──────── Dataset ────────
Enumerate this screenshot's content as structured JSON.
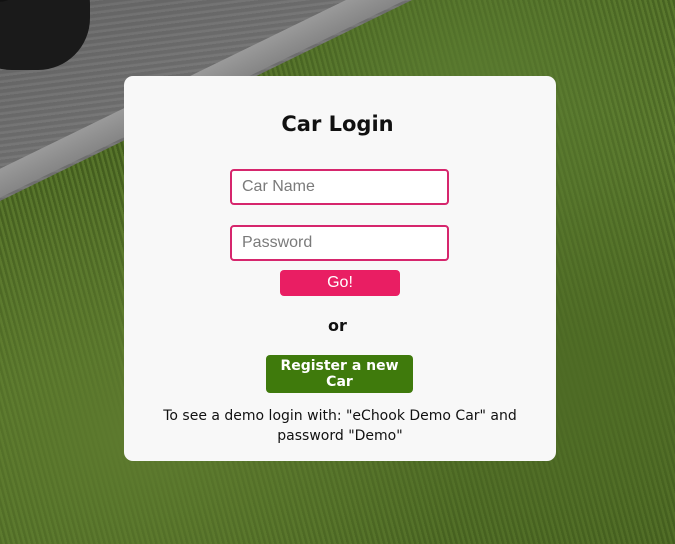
{
  "login": {
    "title": "Car Login",
    "car_name_placeholder": "Car Name",
    "password_placeholder": "Password",
    "go_label": "Go!",
    "or_label": "or",
    "register_label": "Register a new Car",
    "demo_note": "To see a demo login with: \"eChook Demo Car\" and password \"Demo\""
  },
  "colors": {
    "input_border": "#d6266d",
    "go_button": "#e91e63",
    "register_button": "#3f7a0c",
    "card_background": "#f8f8f8"
  }
}
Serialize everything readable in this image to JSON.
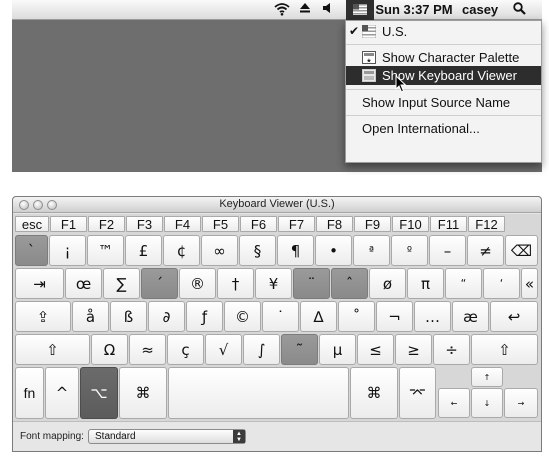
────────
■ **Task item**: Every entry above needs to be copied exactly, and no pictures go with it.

■ **Expected answer**:
Enumerate this screenshot's content as structured JSON.
{
  "login": {
    "title": "Car Login",
    "car_name_placeholder": "Car Name",
    "password_placeholder": "Password",
    "go_label": "Go!",
    "or_label": "or",
    "register_label": "Register a new Car",
    "demo_note": "To see a demo login with: \"eChook Demo Car\" and password \"Demo\""
  },
  "colors": {
    "input_border": "#d6266d",
    "go_button": "#e91e63",
    "register_button": "#3f7a0c",
    "card_background": "#f8f8f8"
  }
}
Serialize everything readable in this image to JSON.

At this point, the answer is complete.